§ **WHAT THE TASK REQUIRES**:
Match on the string "VIPA" in the entries below and return every matching line.

§ **PROVIDED ENTRIES**:
************
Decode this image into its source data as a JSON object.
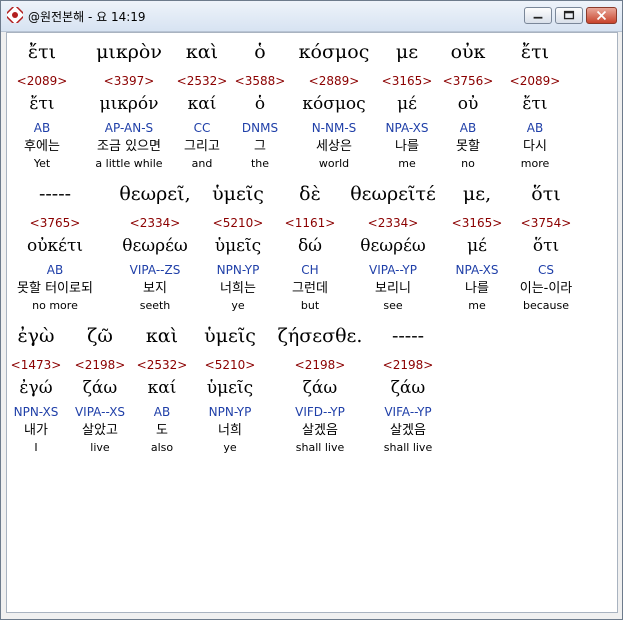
{
  "window": {
    "title": "@원전본해 - 요 14:19"
  },
  "rows": [
    {
      "words": [
        {
          "greek": "ἔτι",
          "num": "<2089>",
          "lemma": "ἔτι",
          "parse": "AB",
          "kor": "후에는",
          "eng": "Yet"
        },
        {
          "greek": "μικρὸν",
          "num": "<3397>",
          "lemma": "μικρόν",
          "parse": "AP-AN-S",
          "kor": "조금 있으면",
          "eng": "a little while"
        },
        {
          "greek": "καὶ",
          "num": "<2532>",
          "lemma": "καί",
          "parse": "CC",
          "kor": "그리고",
          "eng": "and"
        },
        {
          "greek": "ὁ",
          "num": "<3588>",
          "lemma": "ὁ",
          "parse": "DNMS",
          "kor": "그",
          "eng": "the"
        },
        {
          "greek": "κόσμος",
          "num": "<2889>",
          "lemma": "κόσμος",
          "parse": "N-NM-S",
          "kor": "세상은",
          "eng": "world"
        },
        {
          "greek": "με",
          "num": "<3165>",
          "lemma": "μέ",
          "parse": "NPA-XS",
          "kor": "나를",
          "eng": "me"
        },
        {
          "greek": "οὐκ",
          "num": "<3756>",
          "lemma": "οὐ",
          "parse": "AB",
          "kor": "못할",
          "eng": "no"
        },
        {
          "greek": "ἔτι",
          "num": "<2089>",
          "lemma": "ἔτι",
          "parse": "AB",
          "kor": "다시",
          "eng": "more"
        }
      ]
    },
    {
      "words": [
        {
          "greek": "-----",
          "num": "<3765>",
          "lemma": "οὐκέτι",
          "parse": "AB",
          "kor": "못할 터이로되",
          "eng": "no more"
        },
        {
          "greek": "θεωρεῖ,",
          "num": "<2334>",
          "lemma": "θεωρέω",
          "parse": "VIPA--ZS",
          "kor": "보지",
          "eng": "seeth"
        },
        {
          "greek": "ὑμεῖς",
          "num": "<5210>",
          "lemma": "ὑμεῖς",
          "parse": "NPN-YP",
          "kor": "너희는",
          "eng": "ye"
        },
        {
          "greek": "δὲ",
          "num": "<1161>",
          "lemma": "δώ",
          "parse": "CH",
          "kor": "그런데",
          "eng": "but"
        },
        {
          "greek": "θεωρεῖτέ",
          "num": "<2334>",
          "lemma": "θεωρέω",
          "parse": "VIPA--YP",
          "kor": "보리니",
          "eng": "see"
        },
        {
          "greek": "με,",
          "num": "<3165>",
          "lemma": "μέ",
          "parse": "NPA-XS",
          "kor": "나를",
          "eng": "me"
        },
        {
          "greek": "ὅτι",
          "num": "<3754>",
          "lemma": "ὅτι",
          "parse": "CS",
          "kor": "이는-이라",
          "eng": "because"
        }
      ]
    },
    {
      "words": [
        {
          "greek": "ἐγὼ",
          "num": "<1473>",
          "lemma": "ἐγώ",
          "parse": "NPN-XS",
          "kor": "내가",
          "eng": "I"
        },
        {
          "greek": "ζῶ",
          "num": "<2198>",
          "lemma": "ζάω",
          "parse": "VIPA--XS",
          "kor": "살았고",
          "eng": "live"
        },
        {
          "greek": "καὶ",
          "num": "<2532>",
          "lemma": "καί",
          "parse": "AB",
          "kor": "도",
          "eng": "also"
        },
        {
          "greek": "ὑμεῖς",
          "num": "<5210>",
          "lemma": "ὑμεῖς",
          "parse": "NPN-YP",
          "kor": "너희",
          "eng": "ye"
        },
        {
          "greek": "ζήσεσθε.",
          "num": "<2198>",
          "lemma": "ζάω",
          "parse": "VIFD--YP",
          "kor": "살겠음",
          "eng": "shall live"
        },
        {
          "greek": "-----",
          "num": "<2198>",
          "lemma": "ζάω",
          "parse": "VIFA--YP",
          "kor": "살겠음",
          "eng": "shall live"
        }
      ]
    }
  ]
}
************
§ **OUTPUT FOR THIS TASK**:
          "parse": "VIPA--ZS",
          "parse": "VIPA--YP",
          "parse": "VIPA--XS",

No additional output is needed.